Top of the Clock
March 24, 2017
Hang on for a minute...we're trying to find some more stories you might like.
Email This Story
The mysterious clock tower, well-known to art teachers and Stamford High School alumni, is known to be frightening and dirty because of its dark and hidden location.
Back in the early 1900s, when the school was relocated to its current address, students would go up to the now unfamiliar and restricted clock tower. The clock tower, which has graffiti and carvings of the names from 1928, is located above room 361 and is blocked by pipes, ducts and ceiling tiles. It is rare for people to get access to go up to the almost 90-year-old tower. However, with permission, juniors Daniel Ramos and Ariana Manco and I got to experience the tall, dusty climb after school. We were able to get past the numerous obstacles and make our mark at the top.
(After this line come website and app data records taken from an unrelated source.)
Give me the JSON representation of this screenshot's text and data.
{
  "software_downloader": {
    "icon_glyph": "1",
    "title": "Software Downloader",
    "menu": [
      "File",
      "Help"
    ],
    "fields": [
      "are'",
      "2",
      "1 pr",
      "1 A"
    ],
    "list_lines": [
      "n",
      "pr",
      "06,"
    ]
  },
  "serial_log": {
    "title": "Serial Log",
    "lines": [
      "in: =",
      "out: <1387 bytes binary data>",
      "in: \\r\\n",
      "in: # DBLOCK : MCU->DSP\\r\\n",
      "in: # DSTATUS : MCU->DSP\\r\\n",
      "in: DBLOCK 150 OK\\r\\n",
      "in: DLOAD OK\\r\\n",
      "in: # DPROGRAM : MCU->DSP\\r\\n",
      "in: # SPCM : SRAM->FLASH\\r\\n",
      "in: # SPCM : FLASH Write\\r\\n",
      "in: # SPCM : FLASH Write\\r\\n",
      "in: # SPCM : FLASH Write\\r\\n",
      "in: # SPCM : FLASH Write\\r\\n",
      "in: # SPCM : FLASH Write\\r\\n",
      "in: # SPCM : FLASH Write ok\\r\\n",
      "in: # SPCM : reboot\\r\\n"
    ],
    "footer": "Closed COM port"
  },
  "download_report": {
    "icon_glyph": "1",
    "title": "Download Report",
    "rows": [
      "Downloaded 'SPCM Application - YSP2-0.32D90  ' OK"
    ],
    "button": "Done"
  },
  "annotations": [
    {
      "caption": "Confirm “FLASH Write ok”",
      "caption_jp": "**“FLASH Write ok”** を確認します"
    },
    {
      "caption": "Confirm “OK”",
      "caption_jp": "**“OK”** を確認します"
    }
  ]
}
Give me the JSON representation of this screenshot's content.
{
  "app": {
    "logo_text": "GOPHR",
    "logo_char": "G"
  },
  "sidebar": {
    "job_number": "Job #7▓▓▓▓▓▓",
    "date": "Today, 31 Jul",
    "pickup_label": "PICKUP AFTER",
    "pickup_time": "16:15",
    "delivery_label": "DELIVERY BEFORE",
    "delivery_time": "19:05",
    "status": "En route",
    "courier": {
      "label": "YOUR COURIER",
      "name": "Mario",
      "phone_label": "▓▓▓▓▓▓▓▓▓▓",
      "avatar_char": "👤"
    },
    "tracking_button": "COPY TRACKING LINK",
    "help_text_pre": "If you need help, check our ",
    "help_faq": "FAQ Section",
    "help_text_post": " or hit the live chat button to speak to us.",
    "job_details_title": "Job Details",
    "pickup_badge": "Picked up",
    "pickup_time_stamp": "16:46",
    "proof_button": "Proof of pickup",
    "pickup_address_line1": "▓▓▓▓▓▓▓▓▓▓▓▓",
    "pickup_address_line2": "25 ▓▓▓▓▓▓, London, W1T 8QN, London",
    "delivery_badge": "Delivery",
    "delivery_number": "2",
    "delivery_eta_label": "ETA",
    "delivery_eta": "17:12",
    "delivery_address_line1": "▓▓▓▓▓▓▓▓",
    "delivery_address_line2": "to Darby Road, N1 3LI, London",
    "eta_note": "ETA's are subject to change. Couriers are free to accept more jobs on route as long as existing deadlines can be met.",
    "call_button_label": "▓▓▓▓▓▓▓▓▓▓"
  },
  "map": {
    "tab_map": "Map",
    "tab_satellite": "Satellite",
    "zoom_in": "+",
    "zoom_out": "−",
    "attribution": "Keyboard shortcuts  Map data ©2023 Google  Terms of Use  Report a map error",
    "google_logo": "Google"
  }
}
The clock tower was above an unstable ceiling on the third floor. One ceiling tile leading up to the tower had already been removed upon our arrival. We had to place a ladder on top of a table to reach the ceiling and inside of the ceiling, there was dust and dirt everywhere. Although it was dark and spacious, the tiles were too fragile to step on to explore the inside of the ceiling, so we made our way by stepping on various pipes and pieces of wood to reach the ladder that led to the top itself.
Ramos was the first to go up and had no problem searching for a safe step. Following him, Manco and I took our time striding cautiously toward the ladder.
As we arrived to the top of ladder, it became brighter because of the windows surrounding us. We were able to see students leaving school, cars driving, tops of buildings and a glimpse of the Long Island Sound.
On the inner walls of the tower, there was a lot of faded graffiti and carvings. The writings included names of former students and couples from 2006 and earlier to the 1930s. Now the towers holds the names of Ramos, Manco and myself. We stayed up in the tower for about half an hour talking and taking pictures.
Though the tower is restricted, there had been attempts in climbing up in past years, according to Drama Club Teacher Claudia Nerreau. Moreover, Nerreau used to teach in the room beneath the entrance of the tower and described how cold the room would get in the winter because the clock tower was exposed to the outside weather, leaving the room unprotected from the cold temperature.
Going up to the clock tower was an exciting experience, but it is definitely a dangerous climb. Meticulous footing is especially important to maneuver up to and down from the tower. When we reached the ground, we had dust all over our clothes, but it wasn’t anything we couldn’t handle.